:: Directions for this task ::
Show every line in the entries below where the word "автомойки" appears.

:: Data ::
++++++++++

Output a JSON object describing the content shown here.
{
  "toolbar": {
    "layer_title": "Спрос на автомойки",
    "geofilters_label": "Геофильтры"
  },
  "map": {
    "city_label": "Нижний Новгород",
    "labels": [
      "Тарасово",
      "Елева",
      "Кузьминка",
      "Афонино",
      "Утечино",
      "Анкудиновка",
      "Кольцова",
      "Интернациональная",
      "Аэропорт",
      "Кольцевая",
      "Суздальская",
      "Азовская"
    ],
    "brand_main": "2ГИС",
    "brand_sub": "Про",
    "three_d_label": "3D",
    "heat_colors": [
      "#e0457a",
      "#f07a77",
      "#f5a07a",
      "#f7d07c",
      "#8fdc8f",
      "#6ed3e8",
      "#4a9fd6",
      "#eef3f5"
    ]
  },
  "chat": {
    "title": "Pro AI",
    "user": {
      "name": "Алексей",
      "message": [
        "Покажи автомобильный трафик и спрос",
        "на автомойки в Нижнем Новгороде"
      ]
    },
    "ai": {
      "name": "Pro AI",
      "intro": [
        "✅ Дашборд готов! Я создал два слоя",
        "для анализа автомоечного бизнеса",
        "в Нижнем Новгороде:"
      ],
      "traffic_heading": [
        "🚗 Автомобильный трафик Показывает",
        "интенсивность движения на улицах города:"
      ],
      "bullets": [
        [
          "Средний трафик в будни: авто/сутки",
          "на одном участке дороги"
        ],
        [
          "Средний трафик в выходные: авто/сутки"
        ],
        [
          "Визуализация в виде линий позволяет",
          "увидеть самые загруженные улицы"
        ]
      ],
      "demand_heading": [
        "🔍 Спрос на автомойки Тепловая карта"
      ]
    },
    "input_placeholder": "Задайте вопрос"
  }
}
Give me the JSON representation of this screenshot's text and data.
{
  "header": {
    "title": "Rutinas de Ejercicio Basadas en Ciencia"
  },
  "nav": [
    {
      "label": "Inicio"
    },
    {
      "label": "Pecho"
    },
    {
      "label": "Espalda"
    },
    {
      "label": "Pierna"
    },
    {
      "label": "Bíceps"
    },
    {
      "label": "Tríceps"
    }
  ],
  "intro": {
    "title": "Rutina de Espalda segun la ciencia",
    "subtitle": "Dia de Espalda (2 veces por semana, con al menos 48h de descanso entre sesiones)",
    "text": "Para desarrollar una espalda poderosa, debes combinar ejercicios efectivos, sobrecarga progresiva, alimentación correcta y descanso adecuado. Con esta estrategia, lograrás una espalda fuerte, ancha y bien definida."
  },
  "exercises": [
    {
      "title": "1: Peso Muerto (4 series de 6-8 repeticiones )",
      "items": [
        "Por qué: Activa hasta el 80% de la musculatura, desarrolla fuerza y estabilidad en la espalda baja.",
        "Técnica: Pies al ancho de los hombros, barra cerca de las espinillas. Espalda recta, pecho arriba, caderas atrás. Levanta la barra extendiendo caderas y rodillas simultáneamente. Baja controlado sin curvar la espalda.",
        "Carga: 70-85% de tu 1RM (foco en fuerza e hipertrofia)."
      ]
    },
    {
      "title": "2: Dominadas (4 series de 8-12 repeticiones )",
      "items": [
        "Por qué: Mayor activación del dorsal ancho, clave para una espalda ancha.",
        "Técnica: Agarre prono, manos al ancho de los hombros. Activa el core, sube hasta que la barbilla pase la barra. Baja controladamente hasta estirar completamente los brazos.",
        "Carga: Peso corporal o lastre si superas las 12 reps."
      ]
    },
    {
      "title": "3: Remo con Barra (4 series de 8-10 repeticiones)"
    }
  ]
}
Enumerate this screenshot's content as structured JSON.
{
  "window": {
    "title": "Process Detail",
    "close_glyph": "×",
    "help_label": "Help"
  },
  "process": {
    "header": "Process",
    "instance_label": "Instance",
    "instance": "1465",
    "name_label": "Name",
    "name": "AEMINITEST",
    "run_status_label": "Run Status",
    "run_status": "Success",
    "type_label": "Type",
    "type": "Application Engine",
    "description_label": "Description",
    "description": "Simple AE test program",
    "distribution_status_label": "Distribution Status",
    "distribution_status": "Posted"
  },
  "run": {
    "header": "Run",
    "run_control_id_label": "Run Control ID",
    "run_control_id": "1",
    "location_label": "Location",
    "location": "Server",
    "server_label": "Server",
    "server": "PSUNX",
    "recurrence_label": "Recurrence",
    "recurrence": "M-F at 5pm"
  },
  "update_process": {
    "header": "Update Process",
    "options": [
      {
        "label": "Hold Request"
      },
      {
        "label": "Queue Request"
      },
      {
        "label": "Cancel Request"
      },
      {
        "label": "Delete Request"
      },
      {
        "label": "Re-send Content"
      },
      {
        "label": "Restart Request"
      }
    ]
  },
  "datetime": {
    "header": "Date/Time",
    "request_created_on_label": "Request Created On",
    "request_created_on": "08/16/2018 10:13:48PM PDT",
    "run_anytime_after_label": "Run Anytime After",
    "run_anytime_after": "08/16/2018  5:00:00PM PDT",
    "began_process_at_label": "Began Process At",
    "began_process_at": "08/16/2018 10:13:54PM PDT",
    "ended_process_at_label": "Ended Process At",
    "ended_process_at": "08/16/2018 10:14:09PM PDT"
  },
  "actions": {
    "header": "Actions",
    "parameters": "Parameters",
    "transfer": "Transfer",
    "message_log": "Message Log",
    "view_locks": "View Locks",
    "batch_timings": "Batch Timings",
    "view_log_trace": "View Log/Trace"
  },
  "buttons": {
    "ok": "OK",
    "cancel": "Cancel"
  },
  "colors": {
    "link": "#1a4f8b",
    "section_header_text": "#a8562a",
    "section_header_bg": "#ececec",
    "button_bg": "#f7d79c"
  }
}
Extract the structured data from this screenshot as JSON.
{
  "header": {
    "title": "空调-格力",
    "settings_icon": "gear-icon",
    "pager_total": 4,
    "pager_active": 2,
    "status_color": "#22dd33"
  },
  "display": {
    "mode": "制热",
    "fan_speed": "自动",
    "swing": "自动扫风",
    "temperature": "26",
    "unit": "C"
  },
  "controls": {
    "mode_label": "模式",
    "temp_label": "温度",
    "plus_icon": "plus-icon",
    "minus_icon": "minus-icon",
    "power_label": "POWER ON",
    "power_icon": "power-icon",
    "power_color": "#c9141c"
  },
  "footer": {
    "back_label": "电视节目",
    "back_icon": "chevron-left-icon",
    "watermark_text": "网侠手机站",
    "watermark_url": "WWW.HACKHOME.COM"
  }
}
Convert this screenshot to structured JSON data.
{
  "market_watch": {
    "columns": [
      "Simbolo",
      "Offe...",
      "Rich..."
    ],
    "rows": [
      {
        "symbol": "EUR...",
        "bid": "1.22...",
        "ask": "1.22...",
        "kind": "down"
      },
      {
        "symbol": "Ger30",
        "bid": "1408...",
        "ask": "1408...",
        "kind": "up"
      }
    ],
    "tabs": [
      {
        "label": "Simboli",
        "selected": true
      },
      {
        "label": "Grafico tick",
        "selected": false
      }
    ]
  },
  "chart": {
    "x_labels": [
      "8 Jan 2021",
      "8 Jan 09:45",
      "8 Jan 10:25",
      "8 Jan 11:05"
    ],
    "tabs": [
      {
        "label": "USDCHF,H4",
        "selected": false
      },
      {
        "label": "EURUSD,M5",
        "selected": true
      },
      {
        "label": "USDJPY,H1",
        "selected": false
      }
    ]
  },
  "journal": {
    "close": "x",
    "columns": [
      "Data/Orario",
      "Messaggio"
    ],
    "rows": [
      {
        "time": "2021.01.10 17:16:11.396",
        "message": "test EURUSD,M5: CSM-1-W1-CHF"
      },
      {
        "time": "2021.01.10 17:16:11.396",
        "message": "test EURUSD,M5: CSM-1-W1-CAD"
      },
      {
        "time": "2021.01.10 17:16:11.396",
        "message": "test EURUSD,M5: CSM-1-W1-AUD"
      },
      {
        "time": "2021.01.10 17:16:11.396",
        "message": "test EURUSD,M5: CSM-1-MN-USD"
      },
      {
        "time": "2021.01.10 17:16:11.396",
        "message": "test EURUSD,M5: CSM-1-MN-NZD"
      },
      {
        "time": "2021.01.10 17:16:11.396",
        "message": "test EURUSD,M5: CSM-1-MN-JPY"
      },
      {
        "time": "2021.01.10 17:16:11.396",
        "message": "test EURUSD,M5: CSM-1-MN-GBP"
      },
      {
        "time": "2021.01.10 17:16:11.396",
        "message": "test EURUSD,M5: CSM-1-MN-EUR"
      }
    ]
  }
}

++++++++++

:: Expected answer ::
    "layer_title": "Спрос на автомойки",
        "на автомойки в Нижнем Новгороде"
        "🔍 Спрос на автомойки Тепловая карта"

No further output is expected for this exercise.